Extracted records:
________________________________________

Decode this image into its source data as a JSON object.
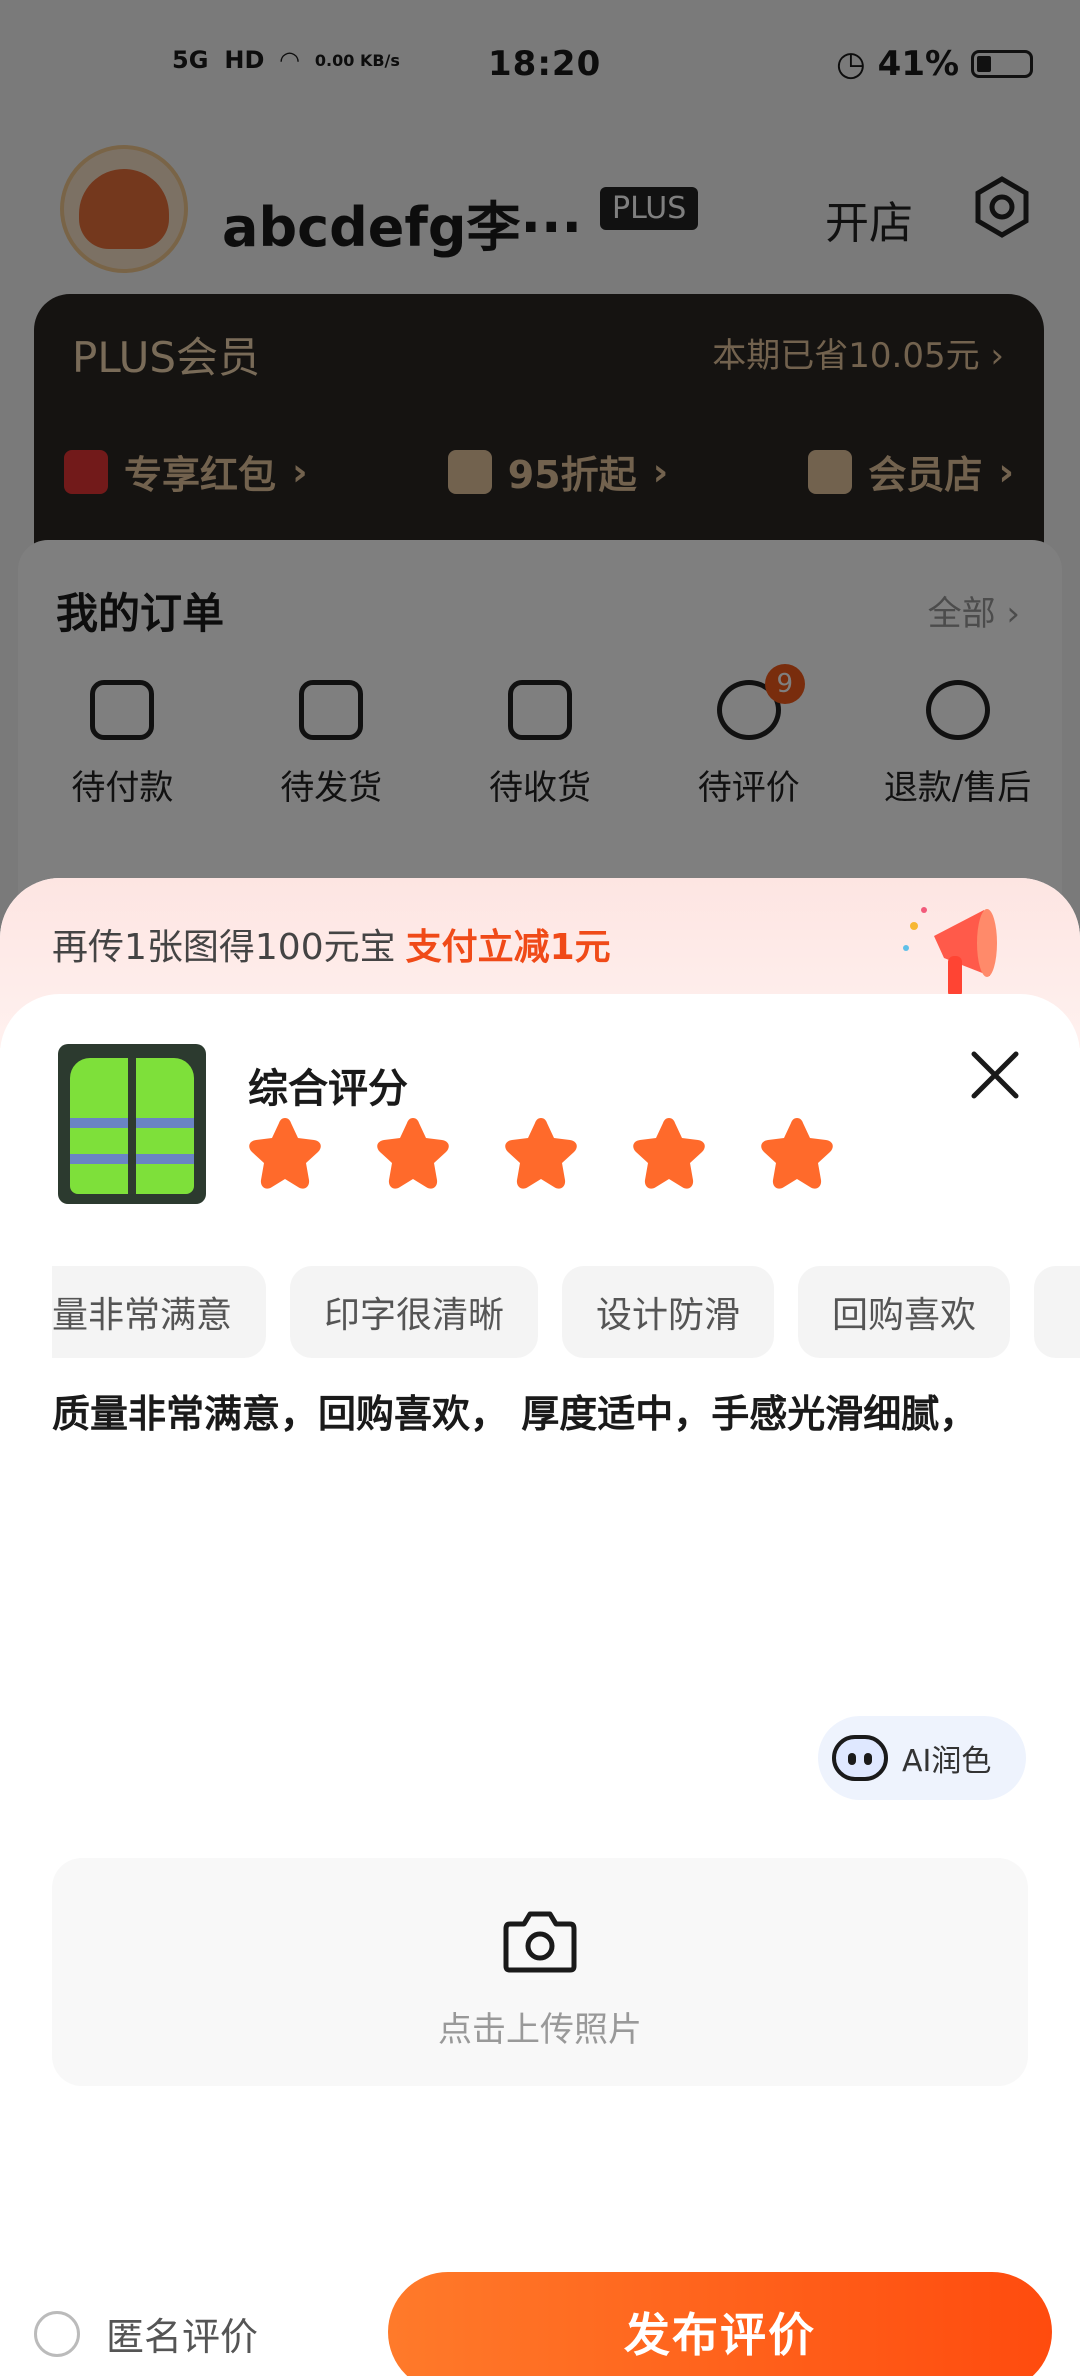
{
  "status_bar": {
    "time": "18:20",
    "network": "5G",
    "hd": "HD",
    "speed": "0.00 KB/s",
    "battery": "41%"
  },
  "profile": {
    "username": "abcdefg李···",
    "badge": "PLUS",
    "open_shop": "开店"
  },
  "plus_card": {
    "title": "PLUS会员",
    "saved": "本期已省10.05元",
    "perks": [
      "专享红包",
      "95折起",
      "会员店"
    ]
  },
  "orders": {
    "title": "我的订单",
    "all": "全部",
    "items": [
      {
        "label": "待付款"
      },
      {
        "label": "待发货"
      },
      {
        "label": "待收货"
      },
      {
        "label": "待评价",
        "badge": "9"
      },
      {
        "label": "退款/售后"
      }
    ]
  },
  "promo": {
    "text": "再传1张图得100元宝",
    "highlight": "支付立减1元"
  },
  "review": {
    "title": "综合评分",
    "rating": 5,
    "tags": [
      "量非常满意",
      "印字很清晰",
      "设计防滑",
      "回购喜欢",
      ""
    ],
    "text": "质量非常满意，回购喜欢， 厚度适中，手感光滑细腻，",
    "ai_button": "AI润色",
    "upload_label": "点击上传照片",
    "anonymous_label": "匿名评价",
    "publish_label": "发布评价"
  },
  "colors": {
    "accent": "#FF5A14",
    "star": "#FF6A2B",
    "badge": "#F25A1B"
  }
}
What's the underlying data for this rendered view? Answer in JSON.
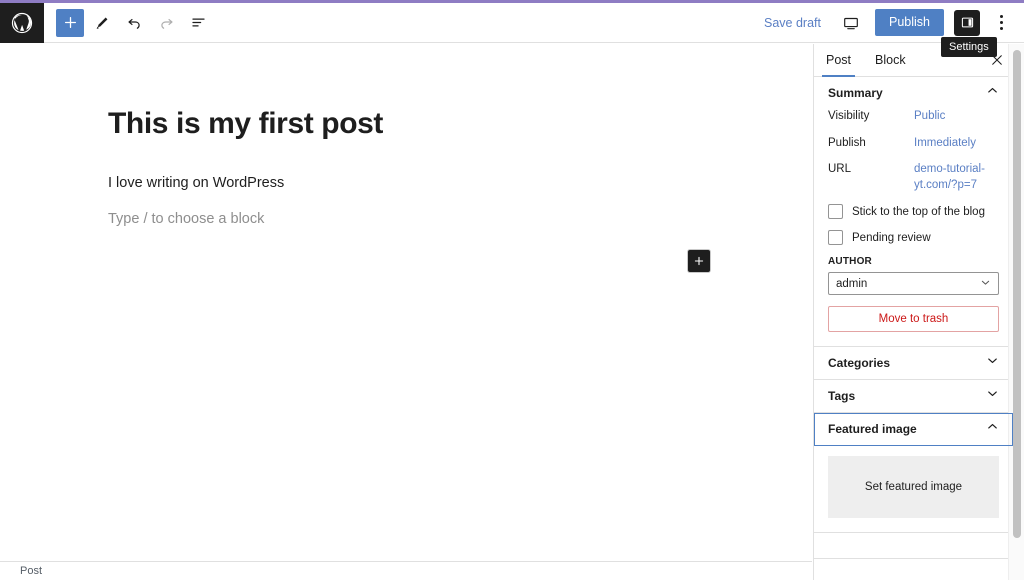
{
  "header": {
    "logo_icon": "wordpress-logo-icon",
    "toolbar_left": [
      {
        "name": "add-block",
        "icon": "plus-icon",
        "active": true
      },
      {
        "name": "tools",
        "icon": "pencil-icon",
        "active": false
      },
      {
        "name": "undo",
        "icon": "undo-icon",
        "active": false
      },
      {
        "name": "redo",
        "icon": "redo-icon",
        "active": false,
        "disabled": true
      },
      {
        "name": "document-overview",
        "icon": "list-view-icon",
        "active": false
      }
    ],
    "save_draft_label": "Save draft",
    "preview_icon": "desktop-preview-icon",
    "publish_label": "Publish",
    "settings_toggle_icon": "sidebar-panel-icon",
    "more_menu_icon": "ellipsis-vertical-icon",
    "tooltip_label": "Settings"
  },
  "editor": {
    "title": "This is my first post",
    "paragraph": "I love writing on WordPress",
    "placeholder": "Type / to choose a block",
    "add_block_icon": "plus-icon"
  },
  "footer": {
    "breadcrumb": "Post"
  },
  "sidebar": {
    "tabs": [
      {
        "label": "Post",
        "active": true
      },
      {
        "label": "Block",
        "active": false
      }
    ],
    "close_icon": "close-icon",
    "summary": {
      "title": "Summary",
      "chevron": "chevron-up-icon",
      "rows": [
        {
          "label": "Visibility",
          "value": "Public"
        },
        {
          "label": "Publish",
          "value": "Immediately"
        },
        {
          "label": "URL",
          "value": "demo-tutorial-yt.com/?p=7"
        }
      ],
      "checkboxes": [
        {
          "label": "Stick to the top of the blog",
          "checked": false
        },
        {
          "label": "Pending review",
          "checked": false
        }
      ],
      "author_label": "AUTHOR",
      "author_value": "admin",
      "trash_label": "Move to trash"
    },
    "panels": [
      {
        "title": "Categories",
        "chevron": "chevron-down-icon",
        "expanded": false
      },
      {
        "title": "Tags",
        "chevron": "chevron-down-icon",
        "expanded": false
      },
      {
        "title": "Featured image",
        "chevron": "chevron-up-icon",
        "expanded": true,
        "focused": true
      }
    ],
    "featured_image_placeholder": "Set featured image"
  },
  "colors": {
    "accent_blue": "#4f80c4",
    "link_blue": "#5a7fc4",
    "dark": "#1e1e1e",
    "danger_red": "#cc1818",
    "top_accent": "#8e7cc3"
  }
}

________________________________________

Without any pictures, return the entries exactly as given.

WRITTEN RESPONSE
Decode this image into its source data as a JSON object.
{
  "status_bar": {
    "time": "18:20",
    "network": "5G",
    "hd": "HD",
    "speed": "0.00 KB/s",
    "battery": "41%"
  },
  "profile": {
    "username": "abcdefg李···",
    "badge": "PLUS",
    "open_shop": "开店"
  },
  "plus_card": {
    "title": "PLUS会员",
    "saved": "本期已省10.05元",
    "perks": [
      "专享红包",
      "95折起",
      "会员店"
    ]
  },
  "orders": {
    "title": "我的订单",
    "all": "全部",
    "items": [
      {
        "label": "待付款"
      },
      {
        "label": "待发货"
      },
      {
        "label": "待收货"
      },
      {
        "label": "待评价",
        "badge": "9"
      },
      {
        "label": "退款/售后"
      }
    ]
  },
  "promo": {
    "text": "再传1张图得100元宝",
    "highlight": "支付立减1元"
  },
  "review": {
    "title": "综合评分",
    "rating": 5,
    "tags": [
      "量非常满意",
      "印字很清晰",
      "设计防滑",
      "回购喜欢",
      ""
    ],
    "text": "质量非常满意，回购喜欢， 厚度适中，手感光滑细腻，",
    "ai_button": "AI润色",
    "upload_label": "点击上传照片",
    "anonymous_label": "匿名评价",
    "publish_label": "发布评价"
  },
  "colors": {
    "accent": "#FF5A14",
    "star": "#FF6A2B",
    "badge": "#F25A1B"
  }
}
What's the underlying data for this rendered view? Answer in JSON.
{
  "header": {
    "logo_icon": "wordpress-logo-icon",
    "toolbar_left": [
      {
        "name": "add-block",
        "icon": "plus-icon",
        "active": true
      },
      {
        "name": "tools",
        "icon": "pencil-icon",
        "active": false
      },
      {
        "name": "undo",
        "icon": "undo-icon",
        "active": false
      },
      {
        "name": "redo",
        "icon": "redo-icon",
        "active": false,
        "disabled": true
      },
      {
        "name": "document-overview",
        "icon": "list-view-icon",
        "active": false
      }
    ],
    "save_draft_label": "Save draft",
    "preview_icon": "desktop-preview-icon",
    "publish_label": "Publish",
    "settings_toggle_icon": "sidebar-panel-icon",
    "more_menu_icon": "ellipsis-vertical-icon",
    "tooltip_label": "Settings"
  },
  "editor": {
    "title": "This is my first post",
    "paragraph": "I love writing on WordPress",
    "placeholder": "Type / to choose a block",
    "add_block_icon": "plus-icon"
  },
  "footer": {
    "breadcrumb": "Post"
  },
  "sidebar": {
    "tabs": [
      {
        "label": "Post",
        "active": true
      },
      {
        "label": "Block",
        "active": false
      }
    ],
    "close_icon": "close-icon",
    "summary": {
      "title": "Summary",
      "chevron": "chevron-up-icon",
      "rows": [
        {
          "label": "Visibility",
          "value": "Public"
        },
        {
          "label": "Publish",
          "value": "Immediately"
        },
        {
          "label": "URL",
          "value": "demo-tutorial-yt.com/?p=7"
        }
      ],
      "checkboxes": [
        {
          "label": "Stick to the top of the blog",
          "checked": false
        },
        {
          "label": "Pending review",
          "checked": false
        }
      ],
      "author_label": "AUTHOR",
      "author_value": "admin",
      "trash_label": "Move to trash"
    },
    "panels": [
      {
        "title": "Categories",
        "chevron": "chevron-down-icon",
        "expanded": false
      },
      {
        "title": "Tags",
        "chevron": "chevron-down-icon",
        "expanded": false
      },
      {
        "title": "Featured image",
        "chevron": "chevron-up-icon",
        "expanded": true,
        "focused": true
      }
    ],
    "featured_image_placeholder": "Set featured image"
  },
  "colors": {
    "accent_blue": "#4f80c4",
    "link_blue": "#5a7fc4",
    "dark": "#1e1e1e",
    "danger_red": "#cc1818",
    "top_accent": "#8e7cc3"
  }
}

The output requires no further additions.